Colette Whitney is a student at Ohio University. She is currently studying in London, England at the University of Westminster.
Since I’ve been in London, immersing myself in foreign cultures has been my daily goal. While I have obviously spent most of my time perusing London blocks, I have managed to get out of the city and see what else Europe has to offer. In the past two months, I have visited Ireland, Wales, Hungary, and other parts of England. It’s a learning experience everywhere and so far, I’ve learned a few things.
1. I am pretty behind in the whole “learn a second language” thing. Almost everyone I have encountered speaks at least two languages. In Ireland, they speak English and Gaelic. In Wales, English and Welsh. In Hungary, English and Hungarian (and many others, actually). Even people I’ve met who are from England are fluent in at least one other language. Most people know French, but many also speak German. This is one thing about the American educational system that I wish was different. I wish we all had comprehensive language instruction from a really early age, that was mandatory to continue. I mean, I really wish I was fluent in another language. So far, I’ve learned that it is kind of true that most people speak at least a little English, but that shouldn’t be an excuse!
2. I have really bad fashion sense. I swear, the women here wake up looking fabulous. It seems like every English woman that I see is done up with Victoria’s Secret model hair, perfectly foundation-ed skin and a flawless pout. They pop on their high heels and strut down Oxford Street like it’s their own personal runway. My jeans and pea coat pale in comparison, to say the least.
3. Spending money is all too easy. At OU, I’m mostly just spending my money on laundry and junk food. But in London, there’s so much more to buy. Every week I have to shell out 40 pounds for the tube. And then there’s the mandatory coffee every morning. And I have to buy dinner because I don’t have a meal plan. And, hello, my campus is situated on the biggest high street in London, so obviously I am going to shop more than I should. It’s really a test of willpower to avoid the shops and the takeaways in favor of the grocery store. I am not good at it!
4. In London, if you walk around with a scowl, people will trust you. It’s the weirdest thing. Every now and then, you just have a bad day and your shining personality has a hard time appearing on your visage. This is when people (Londoners and tourists alike) will approach you. I swear, every time I have a bad day, I get at least four people asking me for directions. It instantly cheers me up to think that I have successfully pulled off the “London Look”, but at the same time, what does that say about Londoners? I’m not totally sure.

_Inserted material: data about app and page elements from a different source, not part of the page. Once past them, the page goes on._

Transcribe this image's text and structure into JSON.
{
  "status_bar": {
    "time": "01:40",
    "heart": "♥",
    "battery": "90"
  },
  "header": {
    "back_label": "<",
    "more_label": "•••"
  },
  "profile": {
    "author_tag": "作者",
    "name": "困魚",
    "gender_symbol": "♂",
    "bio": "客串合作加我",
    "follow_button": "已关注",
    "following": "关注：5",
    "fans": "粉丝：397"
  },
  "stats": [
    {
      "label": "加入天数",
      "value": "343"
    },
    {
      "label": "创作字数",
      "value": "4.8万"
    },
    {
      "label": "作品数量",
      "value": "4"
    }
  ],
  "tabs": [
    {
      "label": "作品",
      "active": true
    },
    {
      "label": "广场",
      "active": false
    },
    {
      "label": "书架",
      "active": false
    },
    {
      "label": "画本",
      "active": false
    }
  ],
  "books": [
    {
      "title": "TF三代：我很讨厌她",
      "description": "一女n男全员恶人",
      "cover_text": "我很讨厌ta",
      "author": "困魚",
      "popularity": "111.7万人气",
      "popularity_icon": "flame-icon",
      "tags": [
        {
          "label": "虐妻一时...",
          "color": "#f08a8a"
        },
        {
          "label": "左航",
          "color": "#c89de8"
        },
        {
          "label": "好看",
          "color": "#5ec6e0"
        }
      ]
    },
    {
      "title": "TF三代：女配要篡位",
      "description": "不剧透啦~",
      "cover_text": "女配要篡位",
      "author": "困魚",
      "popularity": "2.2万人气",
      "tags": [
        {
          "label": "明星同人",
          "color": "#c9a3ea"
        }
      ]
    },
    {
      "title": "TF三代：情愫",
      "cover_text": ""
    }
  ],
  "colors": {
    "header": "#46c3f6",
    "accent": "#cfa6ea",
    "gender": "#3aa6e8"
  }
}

5. And lastly, I have learned that I don’t really know much at all. Traveling is one of the best ways to become a worldly person. And that’s my goal, to gain a better understanding of the world. But when I travel, I am reminded about how much I don’t know. It’s astounding. I think of myself as a relatively smart person, I like to read and I like going to school, but there’s nothing like actually experiencing something instead of reading about it. And in the process of that experiencing, I am keenly aware about my own smallness in the world. It’s humbling and scary to realize that I know so little. But it’s also exciting to understand that there is a whole world of people and things and places that I still have yet to learn. Something to dream about, I guess.